* _What is required_
Please return every line in the entries below with the word "Blur" in it.

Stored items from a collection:

=== Begin Enclosure ===

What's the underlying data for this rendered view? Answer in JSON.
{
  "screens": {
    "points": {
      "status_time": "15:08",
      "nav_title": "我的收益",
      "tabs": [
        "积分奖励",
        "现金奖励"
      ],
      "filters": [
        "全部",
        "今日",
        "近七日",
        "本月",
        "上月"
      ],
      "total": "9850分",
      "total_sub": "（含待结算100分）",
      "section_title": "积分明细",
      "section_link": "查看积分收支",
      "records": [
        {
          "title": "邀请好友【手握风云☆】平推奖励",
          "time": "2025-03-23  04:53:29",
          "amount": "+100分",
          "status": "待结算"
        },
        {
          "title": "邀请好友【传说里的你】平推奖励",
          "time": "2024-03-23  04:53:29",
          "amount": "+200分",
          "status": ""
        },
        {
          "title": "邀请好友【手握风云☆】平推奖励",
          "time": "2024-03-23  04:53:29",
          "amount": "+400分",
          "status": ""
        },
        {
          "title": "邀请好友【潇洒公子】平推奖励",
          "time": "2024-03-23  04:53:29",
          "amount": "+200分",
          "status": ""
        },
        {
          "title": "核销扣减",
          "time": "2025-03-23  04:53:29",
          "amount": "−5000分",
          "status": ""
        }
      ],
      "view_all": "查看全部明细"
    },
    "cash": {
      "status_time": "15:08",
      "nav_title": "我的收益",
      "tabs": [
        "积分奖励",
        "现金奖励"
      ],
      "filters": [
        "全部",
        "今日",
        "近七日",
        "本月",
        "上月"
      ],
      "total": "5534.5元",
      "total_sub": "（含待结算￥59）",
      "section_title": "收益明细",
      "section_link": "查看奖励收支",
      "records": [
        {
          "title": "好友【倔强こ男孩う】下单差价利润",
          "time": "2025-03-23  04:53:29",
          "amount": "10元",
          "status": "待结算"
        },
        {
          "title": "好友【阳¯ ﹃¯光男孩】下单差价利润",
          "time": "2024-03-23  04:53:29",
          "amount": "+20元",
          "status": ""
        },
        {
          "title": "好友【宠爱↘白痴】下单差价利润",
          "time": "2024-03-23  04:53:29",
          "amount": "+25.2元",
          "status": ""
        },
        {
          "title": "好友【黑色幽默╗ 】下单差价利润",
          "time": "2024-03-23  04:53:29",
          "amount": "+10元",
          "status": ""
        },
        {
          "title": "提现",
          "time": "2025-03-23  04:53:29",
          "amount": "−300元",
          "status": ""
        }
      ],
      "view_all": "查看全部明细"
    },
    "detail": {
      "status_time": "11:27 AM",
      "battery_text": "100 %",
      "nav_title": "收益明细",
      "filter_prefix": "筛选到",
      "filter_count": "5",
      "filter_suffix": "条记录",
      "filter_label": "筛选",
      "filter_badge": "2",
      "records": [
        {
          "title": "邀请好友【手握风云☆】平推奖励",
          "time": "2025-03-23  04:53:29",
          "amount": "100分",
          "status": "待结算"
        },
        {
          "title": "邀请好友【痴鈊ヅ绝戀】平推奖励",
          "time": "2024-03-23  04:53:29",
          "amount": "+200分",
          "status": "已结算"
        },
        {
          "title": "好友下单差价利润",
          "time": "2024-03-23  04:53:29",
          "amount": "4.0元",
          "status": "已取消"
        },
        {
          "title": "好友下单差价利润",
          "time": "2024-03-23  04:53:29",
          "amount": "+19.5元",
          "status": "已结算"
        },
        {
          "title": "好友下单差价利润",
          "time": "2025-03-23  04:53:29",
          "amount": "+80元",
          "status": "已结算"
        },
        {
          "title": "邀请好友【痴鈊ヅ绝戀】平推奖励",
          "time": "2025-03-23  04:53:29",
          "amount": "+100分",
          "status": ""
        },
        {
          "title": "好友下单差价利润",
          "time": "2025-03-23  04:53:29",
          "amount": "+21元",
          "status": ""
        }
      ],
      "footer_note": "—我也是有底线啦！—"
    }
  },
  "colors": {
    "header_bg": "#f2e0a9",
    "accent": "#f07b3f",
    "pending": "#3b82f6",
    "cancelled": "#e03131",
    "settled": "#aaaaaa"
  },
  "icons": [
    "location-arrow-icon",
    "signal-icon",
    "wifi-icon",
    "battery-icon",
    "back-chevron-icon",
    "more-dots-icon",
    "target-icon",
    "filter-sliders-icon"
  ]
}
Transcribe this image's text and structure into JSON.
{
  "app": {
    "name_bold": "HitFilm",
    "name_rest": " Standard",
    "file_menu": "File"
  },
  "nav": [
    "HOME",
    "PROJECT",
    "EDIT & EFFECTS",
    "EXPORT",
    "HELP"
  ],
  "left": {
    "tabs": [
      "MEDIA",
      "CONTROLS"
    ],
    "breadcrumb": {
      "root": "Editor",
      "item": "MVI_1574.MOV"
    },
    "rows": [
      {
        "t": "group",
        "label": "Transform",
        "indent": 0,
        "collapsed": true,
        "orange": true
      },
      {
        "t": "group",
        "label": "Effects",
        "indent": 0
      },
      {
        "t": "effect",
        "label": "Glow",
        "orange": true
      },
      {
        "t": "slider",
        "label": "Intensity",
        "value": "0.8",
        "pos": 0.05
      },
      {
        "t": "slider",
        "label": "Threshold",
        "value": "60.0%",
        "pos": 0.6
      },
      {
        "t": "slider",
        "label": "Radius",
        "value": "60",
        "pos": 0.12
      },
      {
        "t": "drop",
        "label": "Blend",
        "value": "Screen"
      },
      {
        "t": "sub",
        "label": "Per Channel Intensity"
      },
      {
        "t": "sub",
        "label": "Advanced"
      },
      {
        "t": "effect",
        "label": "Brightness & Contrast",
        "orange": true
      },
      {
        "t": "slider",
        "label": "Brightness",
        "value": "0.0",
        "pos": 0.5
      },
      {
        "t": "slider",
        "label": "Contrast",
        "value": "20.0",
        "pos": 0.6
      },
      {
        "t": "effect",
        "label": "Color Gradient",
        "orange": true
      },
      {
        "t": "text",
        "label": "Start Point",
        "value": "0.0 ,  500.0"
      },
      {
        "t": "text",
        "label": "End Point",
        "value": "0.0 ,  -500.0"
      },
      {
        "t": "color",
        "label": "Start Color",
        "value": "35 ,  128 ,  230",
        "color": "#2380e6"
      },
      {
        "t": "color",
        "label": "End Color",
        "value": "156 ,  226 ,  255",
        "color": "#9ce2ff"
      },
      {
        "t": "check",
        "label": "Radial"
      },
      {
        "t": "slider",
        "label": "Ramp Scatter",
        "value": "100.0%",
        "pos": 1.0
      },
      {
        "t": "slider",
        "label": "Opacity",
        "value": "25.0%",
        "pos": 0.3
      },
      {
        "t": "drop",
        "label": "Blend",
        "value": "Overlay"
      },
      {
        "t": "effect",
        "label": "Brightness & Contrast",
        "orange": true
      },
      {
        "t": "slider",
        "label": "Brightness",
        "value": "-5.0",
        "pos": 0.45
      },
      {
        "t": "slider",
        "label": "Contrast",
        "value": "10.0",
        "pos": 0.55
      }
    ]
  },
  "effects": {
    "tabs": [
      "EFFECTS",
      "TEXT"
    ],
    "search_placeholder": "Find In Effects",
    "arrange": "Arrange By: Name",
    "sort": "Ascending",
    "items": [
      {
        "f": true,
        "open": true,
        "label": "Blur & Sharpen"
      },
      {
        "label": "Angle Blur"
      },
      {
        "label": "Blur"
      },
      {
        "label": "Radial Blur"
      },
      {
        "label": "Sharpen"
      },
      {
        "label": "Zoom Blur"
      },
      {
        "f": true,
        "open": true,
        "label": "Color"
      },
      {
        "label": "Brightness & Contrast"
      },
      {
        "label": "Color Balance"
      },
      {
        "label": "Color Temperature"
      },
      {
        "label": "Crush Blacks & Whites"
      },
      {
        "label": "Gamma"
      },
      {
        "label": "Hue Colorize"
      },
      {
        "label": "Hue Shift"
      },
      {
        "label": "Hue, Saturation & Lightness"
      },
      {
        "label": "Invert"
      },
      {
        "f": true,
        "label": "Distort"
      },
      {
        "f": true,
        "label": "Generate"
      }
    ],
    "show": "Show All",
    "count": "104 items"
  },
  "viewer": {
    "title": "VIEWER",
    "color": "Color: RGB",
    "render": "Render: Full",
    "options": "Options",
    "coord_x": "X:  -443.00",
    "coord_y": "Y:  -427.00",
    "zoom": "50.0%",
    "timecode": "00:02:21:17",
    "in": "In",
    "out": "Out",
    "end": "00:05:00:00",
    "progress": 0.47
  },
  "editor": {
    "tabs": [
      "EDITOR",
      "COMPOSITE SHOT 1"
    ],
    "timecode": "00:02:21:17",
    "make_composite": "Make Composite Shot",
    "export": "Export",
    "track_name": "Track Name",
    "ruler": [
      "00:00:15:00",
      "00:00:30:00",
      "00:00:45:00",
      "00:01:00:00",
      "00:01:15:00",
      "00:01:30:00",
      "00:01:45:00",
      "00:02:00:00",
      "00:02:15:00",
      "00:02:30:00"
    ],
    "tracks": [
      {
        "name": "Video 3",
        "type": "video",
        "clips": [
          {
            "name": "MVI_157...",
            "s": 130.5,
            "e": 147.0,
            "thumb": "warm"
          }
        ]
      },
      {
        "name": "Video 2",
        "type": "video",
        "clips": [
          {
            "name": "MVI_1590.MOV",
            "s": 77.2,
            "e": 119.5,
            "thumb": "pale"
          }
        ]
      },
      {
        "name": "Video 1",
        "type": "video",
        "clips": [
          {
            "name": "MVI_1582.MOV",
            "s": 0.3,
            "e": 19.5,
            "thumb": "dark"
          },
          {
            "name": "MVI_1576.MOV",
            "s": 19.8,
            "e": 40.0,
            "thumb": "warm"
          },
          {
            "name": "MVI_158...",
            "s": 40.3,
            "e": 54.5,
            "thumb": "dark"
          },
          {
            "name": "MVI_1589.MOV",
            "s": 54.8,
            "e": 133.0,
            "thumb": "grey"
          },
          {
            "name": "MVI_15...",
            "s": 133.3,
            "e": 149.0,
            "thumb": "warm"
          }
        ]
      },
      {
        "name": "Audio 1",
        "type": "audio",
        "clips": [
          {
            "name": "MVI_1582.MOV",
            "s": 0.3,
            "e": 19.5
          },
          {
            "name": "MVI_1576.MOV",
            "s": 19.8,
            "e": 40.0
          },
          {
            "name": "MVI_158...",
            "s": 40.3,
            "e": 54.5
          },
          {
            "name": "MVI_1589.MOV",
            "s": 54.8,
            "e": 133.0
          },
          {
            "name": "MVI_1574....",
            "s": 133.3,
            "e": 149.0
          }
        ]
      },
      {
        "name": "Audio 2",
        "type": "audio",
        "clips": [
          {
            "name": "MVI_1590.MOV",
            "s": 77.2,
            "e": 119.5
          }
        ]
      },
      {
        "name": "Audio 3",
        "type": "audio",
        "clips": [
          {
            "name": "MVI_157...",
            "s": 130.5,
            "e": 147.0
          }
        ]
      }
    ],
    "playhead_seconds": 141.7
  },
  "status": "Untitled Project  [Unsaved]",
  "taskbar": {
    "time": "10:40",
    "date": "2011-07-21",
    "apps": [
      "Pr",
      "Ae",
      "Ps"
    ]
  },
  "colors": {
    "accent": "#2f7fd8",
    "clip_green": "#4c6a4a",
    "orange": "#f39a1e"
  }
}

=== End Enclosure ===

* _Exercise answer_
        "label": "Blur & Sharpen"
        "label": "Angle Blur"
        "label": "Blur"
        "label": "Radial Blur"
        "label": "Zoom Blur"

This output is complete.